The problem: Exactly what is written in the records below should be returned, minus the images.

Records from a dataset
....

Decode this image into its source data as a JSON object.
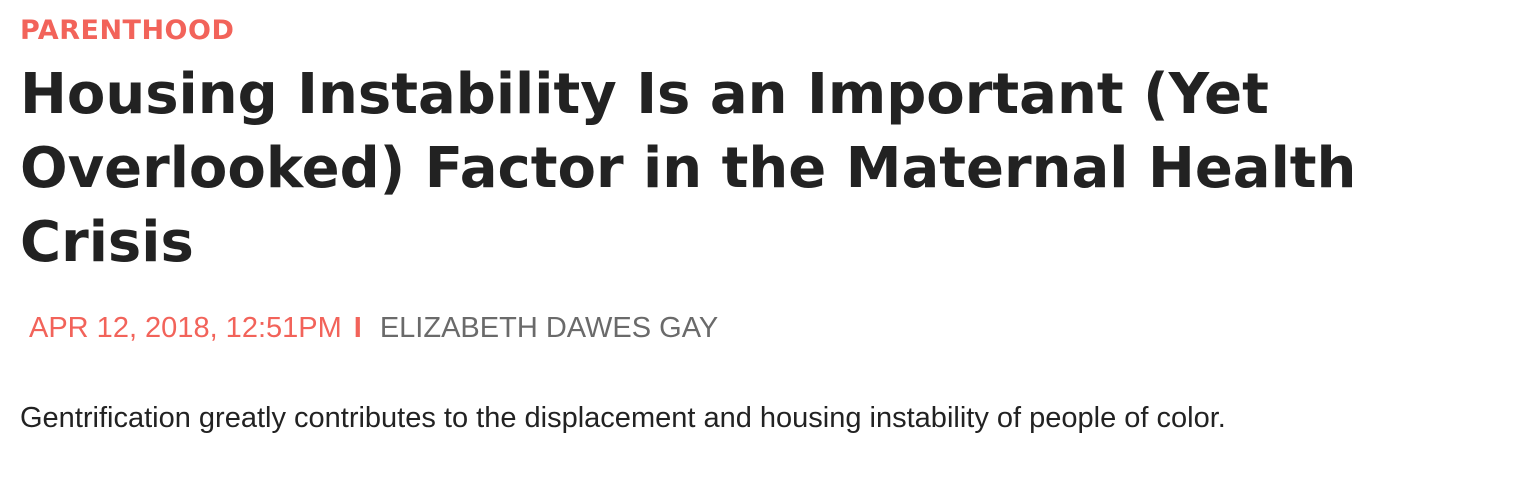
{
  "article": {
    "category": "PARENTHOOD",
    "headline": "Housing Instability Is an Important (Yet Overlooked) Factor in the Maternal Health Crisis",
    "byline": {
      "date": "APR 12, 2018, 12:51PM",
      "separator": "I",
      "author": "ELIZABETH DAWES GAY"
    },
    "dek": "Gentrification greatly contributes to the displacement and housing instability of people of color."
  },
  "colors": {
    "accent": "#f2635a",
    "headline": "#222222",
    "author": "#6a6a6a",
    "background": "#ffffff"
  }
}
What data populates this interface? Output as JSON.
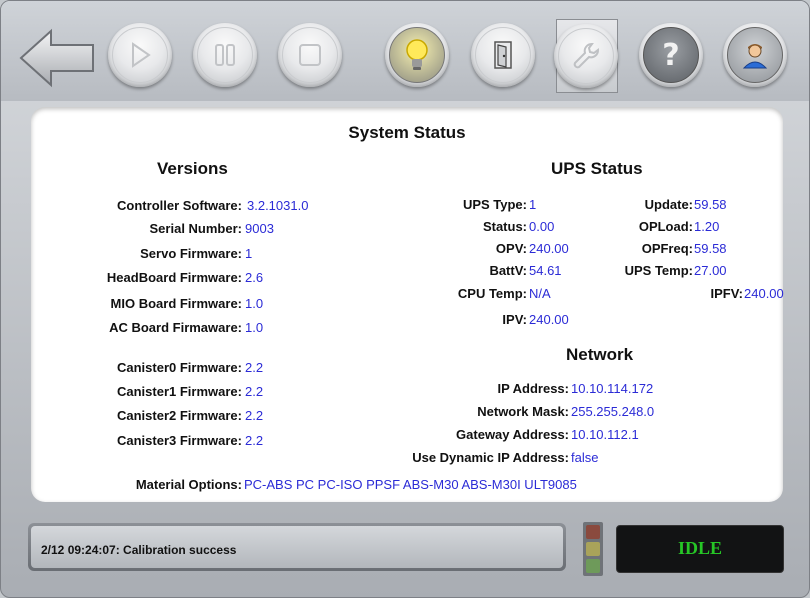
{
  "panel_title": "System Status",
  "versions": {
    "heading": "Versions",
    "rows": [
      {
        "label": "Controller Software:",
        "value": "3.2.1031.0"
      },
      {
        "label": "Serial Number:",
        "value": "9003"
      },
      {
        "label": "Servo Firmware:",
        "value": "1"
      },
      {
        "label": "HeadBoard Firmware:",
        "value": "2.6"
      },
      {
        "label": "MIO Board Firmware:",
        "value": "1.0"
      },
      {
        "label": "AC Board Firmaware:",
        "value": "1.0"
      }
    ],
    "canisters": [
      {
        "label": "Canister0 Firmware:",
        "value": "2.2"
      },
      {
        "label": "Canister1 Firmware:",
        "value": "2.2"
      },
      {
        "label": "Canister2 Firmware:",
        "value": "2.2"
      },
      {
        "label": "Canister3 Firmware:",
        "value": "2.2"
      }
    ]
  },
  "ups": {
    "heading": "UPS Status",
    "left": [
      {
        "label": "UPS Type:",
        "value": "1"
      },
      {
        "label": "Status:",
        "value": "0.00"
      },
      {
        "label": "OPV:",
        "value": "240.00"
      },
      {
        "label": "BattV:",
        "value": "54.61"
      },
      {
        "label": "CPU Temp:",
        "value": "N/A"
      },
      {
        "label": "IPV:",
        "value": "240.00"
      }
    ],
    "right": [
      {
        "label": "Update:",
        "value": "59.58"
      },
      {
        "label": "OPLoad:",
        "value": "1.20"
      },
      {
        "label": "OPFreq:",
        "value": "59.58"
      },
      {
        "label": "UPS Temp:",
        "value": "27.00"
      },
      {
        "label": "IPFV:",
        "value": "240.00"
      }
    ]
  },
  "network": {
    "heading": "Network",
    "rows": [
      {
        "label": "IP Address:",
        "value": "10.10.114.172"
      },
      {
        "label": "Network Mask:",
        "value": "255.255.248.0"
      },
      {
        "label": "Gateway Address:",
        "value": "10.10.112.1"
      },
      {
        "label": "Use Dynamic IP Address:",
        "value": "false"
      }
    ]
  },
  "material": {
    "label": "Material Options:",
    "value": "PC-ABS PC PC-ISO PPSF ABS-M30 ABS-M30I ULT9085"
  },
  "status_message": "2/12 09:24:07: Calibration success",
  "machine_state": "IDLE",
  "toolbar": {
    "icons": [
      "back-arrow-icon",
      "play-icon",
      "pause-icon",
      "stop-icon",
      "lightbulb-icon",
      "door-icon",
      "wrench-icon",
      "help-icon",
      "user-icon"
    ]
  },
  "colors": {
    "value_text": "#2b2bd6",
    "state_text": "#26c626",
    "state_bg": "#121314"
  }
}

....

Answer section:
Decode this image into its source data as a JSON object.
{
  "article": {
    "category": "PARENTHOOD",
    "headline": "Housing Instability Is an Important (Yet Overlooked) Factor in the Maternal Health Crisis",
    "byline": {
      "date": "APR 12, 2018, 12:51PM",
      "separator": "I",
      "author": "ELIZABETH DAWES GAY"
    },
    "dek": "Gentrification greatly contributes to the displacement and housing instability of people of color."
  },
  "colors": {
    "accent": "#f2635a",
    "headline": "#222222",
    "author": "#6a6a6a",
    "background": "#ffffff"
  }
}
What data populates this interface? Output as JSON.
{
  "panel_title": "System Status",
  "versions": {
    "heading": "Versions",
    "rows": [
      {
        "label": "Controller Software:",
        "value": "3.2.1031.0"
      },
      {
        "label": "Serial Number:",
        "value": "9003"
      },
      {
        "label": "Servo Firmware:",
        "value": "1"
      },
      {
        "label": "HeadBoard Firmware:",
        "value": "2.6"
      },
      {
        "label": "MIO Board Firmware:",
        "value": "1.0"
      },
      {
        "label": "AC Board Firmaware:",
        "value": "1.0"
      }
    ],
    "canisters": [
      {
        "label": "Canister0 Firmware:",
        "value": "2.2"
      },
      {
        "label": "Canister1 Firmware:",
        "value": "2.2"
      },
      {
        "label": "Canister2 Firmware:",
        "value": "2.2"
      },
      {
        "label": "Canister3 Firmware:",
        "value": "2.2"
      }
    ]
  },
  "ups": {
    "heading": "UPS Status",
    "left": [
      {
        "label": "UPS Type:",
        "value": "1"
      },
      {
        "label": "Status:",
        "value": "0.00"
      },
      {
        "label": "OPV:",
        "value": "240.00"
      },
      {
        "label": "BattV:",
        "value": "54.61"
      },
      {
        "label": "CPU Temp:",
        "value": "N/A"
      },
      {
        "label": "IPV:",
        "value": "240.00"
      }
    ],
    "right": [
      {
        "label": "Update:",
        "value": "59.58"
      },
      {
        "label": "OPLoad:",
        "value": "1.20"
      },
      {
        "label": "OPFreq:",
        "value": "59.58"
      },
      {
        "label": "UPS Temp:",
        "value": "27.00"
      },
      {
        "label": "IPFV:",
        "value": "240.00"
      }
    ]
  },
  "network": {
    "heading": "Network",
    "rows": [
      {
        "label": "IP Address:",
        "value": "10.10.114.172"
      },
      {
        "label": "Network Mask:",
        "value": "255.255.248.0"
      },
      {
        "label": "Gateway Address:",
        "value": "10.10.112.1"
      },
      {
        "label": "Use Dynamic IP Address:",
        "value": "false"
      }
    ]
  },
  "material": {
    "label": "Material Options:",
    "value": "PC-ABS PC PC-ISO PPSF ABS-M30 ABS-M30I ULT9085"
  },
  "status_message": "2/12 09:24:07: Calibration success",
  "machine_state": "IDLE",
  "toolbar": {
    "icons": [
      "back-arrow-icon",
      "play-icon",
      "pause-icon",
      "stop-icon",
      "lightbulb-icon",
      "door-icon",
      "wrench-icon",
      "help-icon",
      "user-icon"
    ]
  },
  "colors": {
    "value_text": "#2b2bd6",
    "state_text": "#26c626",
    "state_bg": "#121314"
  }
}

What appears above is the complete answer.